Obama and Warner argue (and it makes sense to me) that the responsibilities of a President are quite different than those of the head of a PE firm. A private equity CEO need not be concerned with how their pursuit of profit affects either individual workers or a community at large – they should only be worrying about the return for their investors — but a president does have to understand, empathize with and act on such concerns.

Romney was a fool to bring Bain into this campaign, and now I suspect he is sorry to have done so. At best, the experience Romney had at Bain was irrelevant to the skill set and knowledge required for the Presidency; at worst, that experience, which is directed solely at maximizing profits and nothing else, is antithetical to the position of President.

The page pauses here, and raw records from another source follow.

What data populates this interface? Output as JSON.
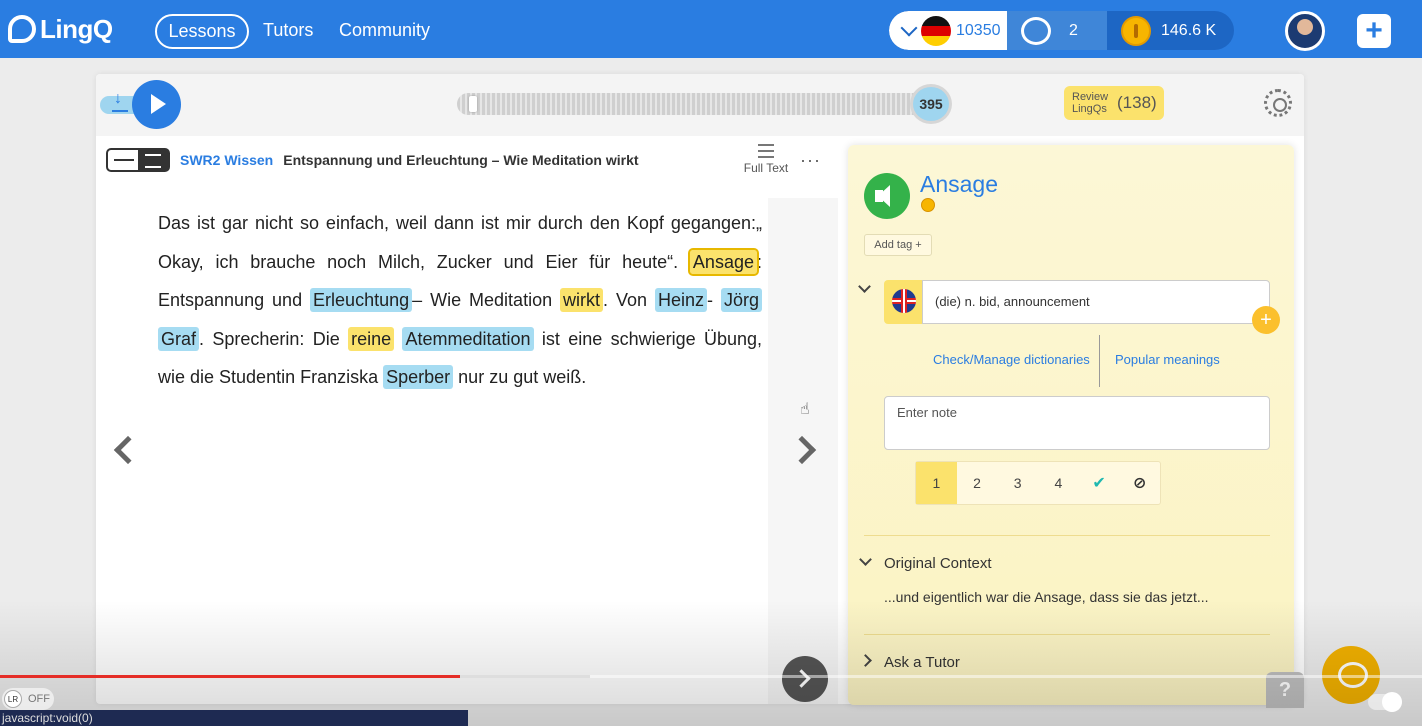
{
  "nav": {
    "logo": "LingQ",
    "lessons": "Lessons",
    "tutors": "Tutors",
    "community": "Community"
  },
  "stats": {
    "known_words": "10350",
    "streak": "2",
    "coins": "146.6 K"
  },
  "icons": {
    "language": "german-flag-icon",
    "streak": "apple-icon",
    "coins": "coin-icon",
    "add": "plus-icon"
  },
  "player": {
    "position": "395",
    "review_label": "Review LingQs",
    "review_count": "(138)"
  },
  "lesson": {
    "course": "SWR2 Wissen",
    "title": "Entspannung und Erleuchtung – Wie Meditation wirkt",
    "full_text_label": "Full Text",
    "more": "···"
  },
  "reading": {
    "t1": "Das ist gar nicht so einfach, weil dann ist mir durch den Kopf gegangen:„ Okay, ich brauche noch Milch, Zucker und Eier für heute“. ",
    "w_ansage": "Ansage",
    "t2": ": Entspannung und ",
    "w_erleuchtung": "Erleuchtung",
    "t3": "– Wie Meditation ",
    "w_wirkt": "wirkt",
    "t4": ". Von ",
    "w_heinz": "Heinz",
    "t5": "- ",
    "w_joerg": "Jörg",
    "t6": " ",
    "w_graf": "Graf",
    "t7": ". Sprecherin: Die ",
    "w_reine": "reine",
    "t8": " ",
    "w_atem": "Atemmeditation",
    "t9": " ist eine schwierige Übung, wie die Studentin Franziska ",
    "w_sperber": "Sperber",
    "t10": " nur zu gut weiß."
  },
  "panel": {
    "term": "Ansage",
    "add_tag": "Add tag +",
    "hint": "(die) n. bid, announcement",
    "check_dict": "Check/Manage dictionaries",
    "popular": "Popular meanings",
    "note_placeholder": "Enter note",
    "status": [
      "1",
      "2",
      "3",
      "4",
      "✔",
      "⊘"
    ],
    "original_context_title": "Original Context",
    "original_context": "...und eigentlich war die Ansage, dass sie das jetzt...",
    "ask_tutor": "Ask a Tutor"
  },
  "misc": {
    "help": "?",
    "lr_off": "OFF",
    "lr_badge": "LR",
    "status_url": "javascript:void(0)"
  },
  "colors": {
    "brand": "#2a7de1",
    "highlight_yellow": "#fbe26c",
    "highlight_blue": "#a6dcf2",
    "speaker_green": "#34b24a",
    "chat_orange": "#f2b100"
  }
}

In typical fashion, Romney is seeking to weasel out of the box he built for himself by maintaining that any discussion of Bain is off limits, either as an attack on free enterprise or a personal attack on Romney himself. (Indeed, in the Romney campaign’s hilarious effort to distort Warner’s quote, they reduce it to 16 seconds of Warner saying “Bain was a very successful business,” as if whether Romney was “successful” at Bain was the issue. This guy just does not get it.)

Of course, discussion of Romney’s role at Bain is perfectly appropriate, if not essential.

I agree with Romney supporter John Sununu on this issue. “I think the Bain record, as a whole, is fair game,” Sununu said earlier today. “What you have to do is an honest evaluation.”

Romney brought his Bain experience into the campaign. We should now examine that whole record, fairly and honestly.

  • Elaine in Roanoke

    Thanks. We must acknowledge that nothing Bain did was illegal or outside the downside of raw capitalism (In fact, my step-son began his career at Bain). However, the skills that enable a person to be a success at Bain are absolutely NOT what a president needs. Bain is fair game in a campaign. The object of that company is not to create jobs or to advance the general welfare. It is to make the maximum profit for the investors, and to hell with any workers or communities hurt in the process.

    We need to convince people that a man who was a community organizer – seeking to improve people’s lives – had far better training for the presidency than somebody maximizing profit for fat cats who already had plenty of the nation’s wealth.

  • Perhaps you should email your article to Cory Booker, perhaps he might learn a thing or two on this subject? 🙂

  • Teddy Goodson

    The profit motive is okay, and it underpins the entire theory of capitalism; I have no quarrel with that. However, this is “micro-profit” narrowly defined—- there is the larger concept of profit for the very community in which (or from which) Bain’s “profit” is derived. Profit is not sacred in and of itself, IMO, and I can conceive of a macro-idea of societal profit which can be undermined or actually reversed by the micro-idea of personal profit as pursued by Bain.

    By single-mindedly pursuing the idea of micro-profit such activities as Bain can actually end up destroying the very community system in which they operate, and which enabled them to operate in the first place. In other words, destroying the companies they bought may have provided short-term profits but long-term adverse effects on society as a whole. Left unchecked such rampant, profit-driven self-interest can, far from resulting in “creative destruction,” actually result in plain destruction of the system itself. I am not so anxious as some to keep excusing or even praising Bain’s business plan because I suspect it has wrought extensive collateral damage, blundering about like a bull in a china shop, destroying far too much healthy tissue in the supposedly noble process of squeezing profit (short-term) for its investors.